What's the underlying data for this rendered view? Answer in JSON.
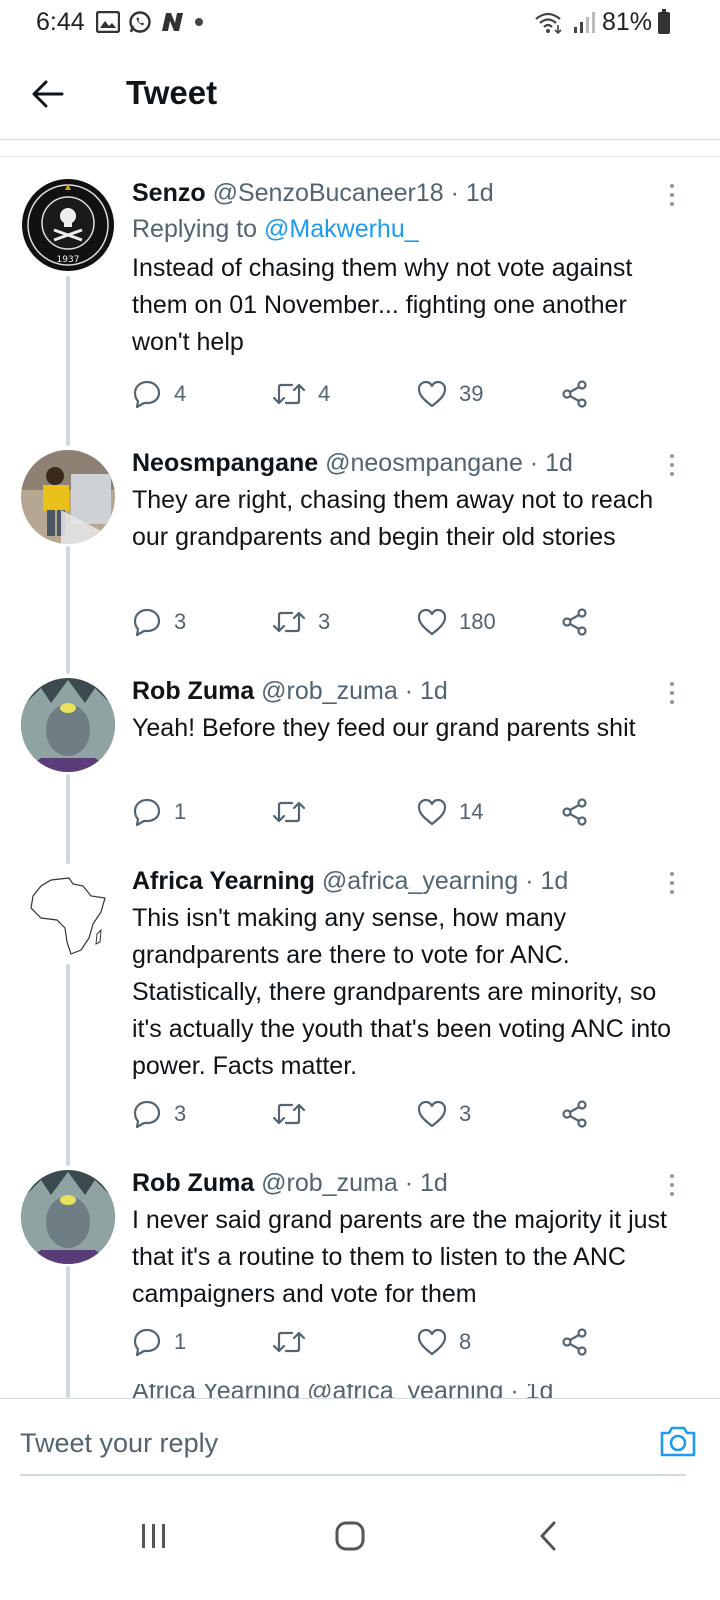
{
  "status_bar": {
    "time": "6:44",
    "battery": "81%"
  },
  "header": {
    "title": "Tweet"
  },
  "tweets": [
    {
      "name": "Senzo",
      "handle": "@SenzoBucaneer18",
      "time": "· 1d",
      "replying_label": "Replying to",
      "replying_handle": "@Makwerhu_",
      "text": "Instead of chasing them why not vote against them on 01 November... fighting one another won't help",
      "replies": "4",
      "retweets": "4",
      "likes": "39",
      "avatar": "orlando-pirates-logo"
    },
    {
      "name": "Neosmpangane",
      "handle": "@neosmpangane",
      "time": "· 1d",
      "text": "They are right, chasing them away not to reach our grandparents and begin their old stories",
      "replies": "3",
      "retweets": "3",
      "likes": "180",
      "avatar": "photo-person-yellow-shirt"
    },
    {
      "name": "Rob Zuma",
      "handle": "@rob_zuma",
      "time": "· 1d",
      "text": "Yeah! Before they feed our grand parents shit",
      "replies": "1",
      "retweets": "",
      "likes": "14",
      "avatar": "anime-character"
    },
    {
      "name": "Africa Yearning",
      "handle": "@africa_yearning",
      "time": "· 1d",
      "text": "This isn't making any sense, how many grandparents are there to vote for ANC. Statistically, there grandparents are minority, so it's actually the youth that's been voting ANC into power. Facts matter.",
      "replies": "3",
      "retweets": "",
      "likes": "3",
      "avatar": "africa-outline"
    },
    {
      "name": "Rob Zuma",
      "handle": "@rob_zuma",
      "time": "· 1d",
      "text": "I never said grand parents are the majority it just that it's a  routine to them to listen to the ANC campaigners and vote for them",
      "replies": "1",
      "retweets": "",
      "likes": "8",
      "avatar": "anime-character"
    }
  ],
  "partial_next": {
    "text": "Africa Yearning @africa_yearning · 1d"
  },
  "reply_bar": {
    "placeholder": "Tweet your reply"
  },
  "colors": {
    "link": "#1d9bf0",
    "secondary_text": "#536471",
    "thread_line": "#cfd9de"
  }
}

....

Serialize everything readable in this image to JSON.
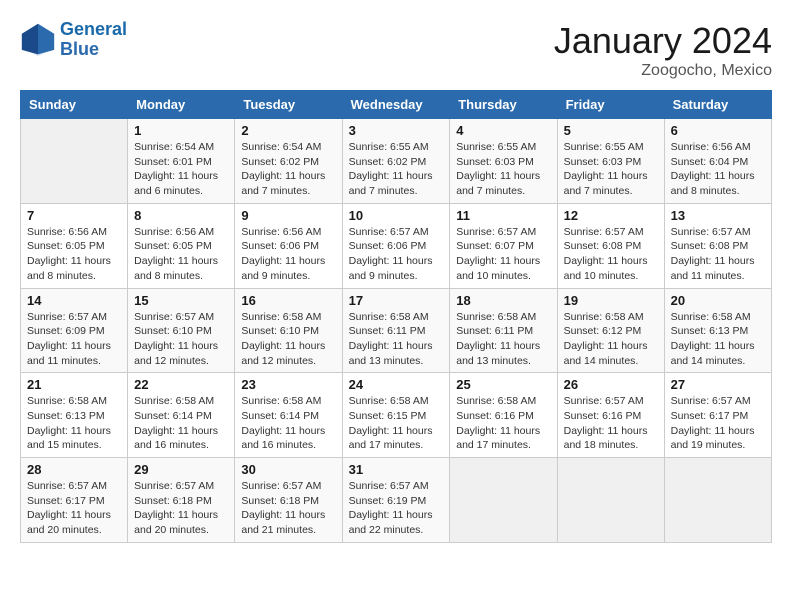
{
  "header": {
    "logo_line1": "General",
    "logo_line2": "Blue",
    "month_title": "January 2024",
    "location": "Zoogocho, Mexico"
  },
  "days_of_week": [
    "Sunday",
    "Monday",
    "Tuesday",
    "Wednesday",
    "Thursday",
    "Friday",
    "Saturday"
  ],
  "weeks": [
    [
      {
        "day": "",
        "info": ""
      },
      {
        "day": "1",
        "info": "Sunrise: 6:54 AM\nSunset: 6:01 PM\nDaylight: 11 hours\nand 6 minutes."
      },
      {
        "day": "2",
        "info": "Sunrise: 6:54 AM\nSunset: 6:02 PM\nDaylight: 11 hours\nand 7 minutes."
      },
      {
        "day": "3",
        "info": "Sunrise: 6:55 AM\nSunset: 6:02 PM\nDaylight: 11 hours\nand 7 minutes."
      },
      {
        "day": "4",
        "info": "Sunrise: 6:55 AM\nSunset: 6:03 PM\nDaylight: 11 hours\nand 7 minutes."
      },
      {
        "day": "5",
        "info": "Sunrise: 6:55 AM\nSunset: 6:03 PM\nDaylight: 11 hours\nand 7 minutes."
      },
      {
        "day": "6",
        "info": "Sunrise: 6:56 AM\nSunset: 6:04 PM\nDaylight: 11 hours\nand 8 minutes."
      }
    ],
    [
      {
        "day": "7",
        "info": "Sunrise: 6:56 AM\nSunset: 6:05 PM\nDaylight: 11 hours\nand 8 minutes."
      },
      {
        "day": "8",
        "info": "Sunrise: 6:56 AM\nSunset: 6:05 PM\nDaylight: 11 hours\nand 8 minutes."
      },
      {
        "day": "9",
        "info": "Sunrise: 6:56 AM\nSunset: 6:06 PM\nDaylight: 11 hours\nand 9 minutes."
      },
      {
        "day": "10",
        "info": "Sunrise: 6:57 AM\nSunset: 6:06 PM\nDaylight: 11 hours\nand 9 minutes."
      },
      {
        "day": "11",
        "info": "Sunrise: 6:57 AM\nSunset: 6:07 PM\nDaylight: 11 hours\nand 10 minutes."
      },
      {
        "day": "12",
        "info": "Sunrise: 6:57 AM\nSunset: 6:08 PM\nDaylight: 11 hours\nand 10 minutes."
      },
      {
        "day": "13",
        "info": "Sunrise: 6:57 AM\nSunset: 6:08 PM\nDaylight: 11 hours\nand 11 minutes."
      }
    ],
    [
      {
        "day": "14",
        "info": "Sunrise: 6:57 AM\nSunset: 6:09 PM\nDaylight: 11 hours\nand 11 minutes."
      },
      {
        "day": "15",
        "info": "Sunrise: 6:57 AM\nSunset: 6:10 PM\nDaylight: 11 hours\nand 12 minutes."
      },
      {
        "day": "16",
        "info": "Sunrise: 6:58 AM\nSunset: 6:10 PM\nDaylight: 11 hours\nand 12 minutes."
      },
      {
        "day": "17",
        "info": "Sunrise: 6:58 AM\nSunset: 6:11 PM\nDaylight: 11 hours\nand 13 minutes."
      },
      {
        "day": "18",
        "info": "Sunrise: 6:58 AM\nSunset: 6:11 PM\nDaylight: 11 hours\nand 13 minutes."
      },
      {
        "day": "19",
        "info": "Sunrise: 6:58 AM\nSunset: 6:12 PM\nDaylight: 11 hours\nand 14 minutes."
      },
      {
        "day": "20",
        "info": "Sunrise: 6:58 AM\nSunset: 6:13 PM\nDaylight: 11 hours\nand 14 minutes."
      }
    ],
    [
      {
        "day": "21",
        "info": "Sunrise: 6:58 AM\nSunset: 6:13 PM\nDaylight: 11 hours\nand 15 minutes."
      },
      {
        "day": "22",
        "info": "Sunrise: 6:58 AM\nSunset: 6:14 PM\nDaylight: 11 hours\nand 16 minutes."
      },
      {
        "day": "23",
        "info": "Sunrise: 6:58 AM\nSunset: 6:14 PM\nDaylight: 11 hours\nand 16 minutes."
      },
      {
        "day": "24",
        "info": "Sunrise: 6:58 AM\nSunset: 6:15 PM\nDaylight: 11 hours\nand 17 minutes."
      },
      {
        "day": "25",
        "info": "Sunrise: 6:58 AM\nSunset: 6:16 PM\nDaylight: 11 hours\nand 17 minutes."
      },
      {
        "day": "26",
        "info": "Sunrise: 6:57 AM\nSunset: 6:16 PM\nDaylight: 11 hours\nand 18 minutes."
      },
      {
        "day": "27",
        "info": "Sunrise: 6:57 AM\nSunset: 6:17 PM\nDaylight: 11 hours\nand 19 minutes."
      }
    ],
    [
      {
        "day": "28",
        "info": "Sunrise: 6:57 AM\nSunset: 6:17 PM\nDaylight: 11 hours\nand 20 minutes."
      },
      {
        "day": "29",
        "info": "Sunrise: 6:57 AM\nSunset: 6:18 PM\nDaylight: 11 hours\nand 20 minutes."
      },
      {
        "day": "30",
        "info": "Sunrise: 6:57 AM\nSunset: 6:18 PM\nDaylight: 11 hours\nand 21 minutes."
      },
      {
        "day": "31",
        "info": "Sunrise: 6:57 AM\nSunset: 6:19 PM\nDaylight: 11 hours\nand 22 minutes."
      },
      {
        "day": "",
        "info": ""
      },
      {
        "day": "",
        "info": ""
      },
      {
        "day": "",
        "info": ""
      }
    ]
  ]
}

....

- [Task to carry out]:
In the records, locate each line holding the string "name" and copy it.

- [Result of the task]:
      "name": "Senzo",
      "name": "Neosmpangane",
      "name": "Rob Zuma",
      "name": "Africa Yearning",
      "name": "Rob Zuma",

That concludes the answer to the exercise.